Among the entries below, which lines include the string "index"? Show each one.
START Records provided
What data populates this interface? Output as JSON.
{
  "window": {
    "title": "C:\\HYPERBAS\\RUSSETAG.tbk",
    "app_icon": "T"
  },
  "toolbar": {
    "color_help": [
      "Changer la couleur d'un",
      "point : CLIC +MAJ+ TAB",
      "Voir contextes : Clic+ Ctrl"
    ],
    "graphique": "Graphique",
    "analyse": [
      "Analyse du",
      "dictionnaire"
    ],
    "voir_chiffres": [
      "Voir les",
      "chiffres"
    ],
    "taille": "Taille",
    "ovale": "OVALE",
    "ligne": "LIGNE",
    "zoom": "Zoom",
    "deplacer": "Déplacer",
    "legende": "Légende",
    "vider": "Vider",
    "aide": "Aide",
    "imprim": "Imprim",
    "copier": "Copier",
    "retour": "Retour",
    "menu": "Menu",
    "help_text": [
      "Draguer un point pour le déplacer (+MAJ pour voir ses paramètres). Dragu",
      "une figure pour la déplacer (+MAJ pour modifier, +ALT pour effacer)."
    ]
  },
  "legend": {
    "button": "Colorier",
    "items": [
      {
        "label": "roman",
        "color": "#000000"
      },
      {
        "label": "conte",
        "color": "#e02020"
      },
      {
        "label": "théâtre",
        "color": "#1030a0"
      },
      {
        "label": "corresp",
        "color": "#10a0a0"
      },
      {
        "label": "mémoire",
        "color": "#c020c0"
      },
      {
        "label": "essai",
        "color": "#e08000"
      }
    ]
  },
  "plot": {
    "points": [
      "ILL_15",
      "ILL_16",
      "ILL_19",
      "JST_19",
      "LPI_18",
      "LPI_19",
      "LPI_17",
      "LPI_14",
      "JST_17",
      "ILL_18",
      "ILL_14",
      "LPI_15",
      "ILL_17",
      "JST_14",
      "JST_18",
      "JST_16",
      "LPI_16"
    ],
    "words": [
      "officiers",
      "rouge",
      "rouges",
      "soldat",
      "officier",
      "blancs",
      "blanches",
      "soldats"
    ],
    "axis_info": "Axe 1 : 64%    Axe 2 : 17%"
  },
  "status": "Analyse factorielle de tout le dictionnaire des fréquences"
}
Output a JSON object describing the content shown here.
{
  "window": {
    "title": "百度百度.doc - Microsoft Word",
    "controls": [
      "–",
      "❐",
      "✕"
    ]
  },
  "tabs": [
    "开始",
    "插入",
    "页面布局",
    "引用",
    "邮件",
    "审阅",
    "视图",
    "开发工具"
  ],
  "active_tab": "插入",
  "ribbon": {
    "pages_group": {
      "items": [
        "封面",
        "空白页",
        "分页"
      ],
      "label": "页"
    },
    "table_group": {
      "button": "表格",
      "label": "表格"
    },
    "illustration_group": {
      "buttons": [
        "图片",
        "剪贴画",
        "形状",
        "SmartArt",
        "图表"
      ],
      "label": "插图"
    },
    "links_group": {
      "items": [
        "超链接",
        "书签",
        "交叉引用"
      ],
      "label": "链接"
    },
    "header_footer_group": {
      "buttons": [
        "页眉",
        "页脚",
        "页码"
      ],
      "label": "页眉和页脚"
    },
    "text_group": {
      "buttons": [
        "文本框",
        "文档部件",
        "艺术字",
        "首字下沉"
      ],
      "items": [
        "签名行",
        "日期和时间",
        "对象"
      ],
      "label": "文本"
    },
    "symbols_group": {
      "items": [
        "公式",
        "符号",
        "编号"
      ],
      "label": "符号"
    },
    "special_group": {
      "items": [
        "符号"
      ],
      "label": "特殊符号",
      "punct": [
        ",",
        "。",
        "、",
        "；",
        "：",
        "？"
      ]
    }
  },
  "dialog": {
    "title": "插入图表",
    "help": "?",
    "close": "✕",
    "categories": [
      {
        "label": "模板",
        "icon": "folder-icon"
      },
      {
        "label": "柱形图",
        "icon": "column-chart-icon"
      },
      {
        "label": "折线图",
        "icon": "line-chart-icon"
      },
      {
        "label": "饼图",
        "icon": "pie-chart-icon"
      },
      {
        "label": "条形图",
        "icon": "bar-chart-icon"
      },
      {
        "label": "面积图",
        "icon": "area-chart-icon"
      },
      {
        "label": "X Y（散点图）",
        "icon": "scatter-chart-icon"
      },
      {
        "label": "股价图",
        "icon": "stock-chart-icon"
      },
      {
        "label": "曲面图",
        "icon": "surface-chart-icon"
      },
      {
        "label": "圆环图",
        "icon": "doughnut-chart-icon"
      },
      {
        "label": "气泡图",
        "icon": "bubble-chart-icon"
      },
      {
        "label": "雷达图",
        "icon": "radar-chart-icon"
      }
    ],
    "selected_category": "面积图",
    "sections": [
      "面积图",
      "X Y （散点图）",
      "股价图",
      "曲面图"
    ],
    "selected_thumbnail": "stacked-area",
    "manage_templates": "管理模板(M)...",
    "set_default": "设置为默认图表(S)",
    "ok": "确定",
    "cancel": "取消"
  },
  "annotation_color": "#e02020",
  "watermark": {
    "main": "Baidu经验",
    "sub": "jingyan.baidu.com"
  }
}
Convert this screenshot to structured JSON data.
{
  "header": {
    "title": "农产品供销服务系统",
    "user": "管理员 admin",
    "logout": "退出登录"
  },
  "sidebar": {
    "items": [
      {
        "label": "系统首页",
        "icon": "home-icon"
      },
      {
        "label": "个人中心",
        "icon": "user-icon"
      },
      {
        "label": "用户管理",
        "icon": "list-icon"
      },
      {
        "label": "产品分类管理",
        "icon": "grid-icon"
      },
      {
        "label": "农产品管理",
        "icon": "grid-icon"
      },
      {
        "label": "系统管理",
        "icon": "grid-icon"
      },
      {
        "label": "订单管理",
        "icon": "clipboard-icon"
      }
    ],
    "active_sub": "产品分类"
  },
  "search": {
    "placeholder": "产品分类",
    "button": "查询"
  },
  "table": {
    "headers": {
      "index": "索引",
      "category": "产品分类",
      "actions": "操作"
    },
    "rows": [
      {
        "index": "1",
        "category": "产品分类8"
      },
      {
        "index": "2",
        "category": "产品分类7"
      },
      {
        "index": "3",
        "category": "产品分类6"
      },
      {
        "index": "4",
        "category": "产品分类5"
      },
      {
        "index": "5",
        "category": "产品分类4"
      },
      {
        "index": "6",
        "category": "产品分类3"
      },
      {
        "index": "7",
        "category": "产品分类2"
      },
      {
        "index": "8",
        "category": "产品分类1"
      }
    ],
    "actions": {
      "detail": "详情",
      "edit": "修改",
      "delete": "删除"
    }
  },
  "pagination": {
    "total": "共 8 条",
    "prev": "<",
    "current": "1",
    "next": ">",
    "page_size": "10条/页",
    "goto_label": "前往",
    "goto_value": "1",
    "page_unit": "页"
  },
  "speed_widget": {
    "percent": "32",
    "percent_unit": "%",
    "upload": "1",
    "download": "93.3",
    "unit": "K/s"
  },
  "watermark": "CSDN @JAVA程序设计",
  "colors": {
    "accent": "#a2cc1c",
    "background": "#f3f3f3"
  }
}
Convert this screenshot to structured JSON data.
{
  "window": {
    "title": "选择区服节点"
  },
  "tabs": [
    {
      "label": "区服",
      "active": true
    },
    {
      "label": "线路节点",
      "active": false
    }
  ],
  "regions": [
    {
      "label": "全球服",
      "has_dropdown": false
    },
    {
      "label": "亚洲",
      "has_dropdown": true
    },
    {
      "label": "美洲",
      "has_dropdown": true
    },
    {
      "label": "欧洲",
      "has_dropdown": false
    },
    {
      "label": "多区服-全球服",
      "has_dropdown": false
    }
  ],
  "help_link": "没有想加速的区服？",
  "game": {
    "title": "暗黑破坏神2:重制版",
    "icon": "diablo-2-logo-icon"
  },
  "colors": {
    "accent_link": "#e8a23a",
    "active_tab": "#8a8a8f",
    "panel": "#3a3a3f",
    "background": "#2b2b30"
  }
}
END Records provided
■ Response for this exercise:
      "index": "索引",
        "index": "1",
        "index": "2",
        "index": "3",
        "index": "4",
        "index": "5",
        "index": "6",
        "index": "7",
        "index": "8",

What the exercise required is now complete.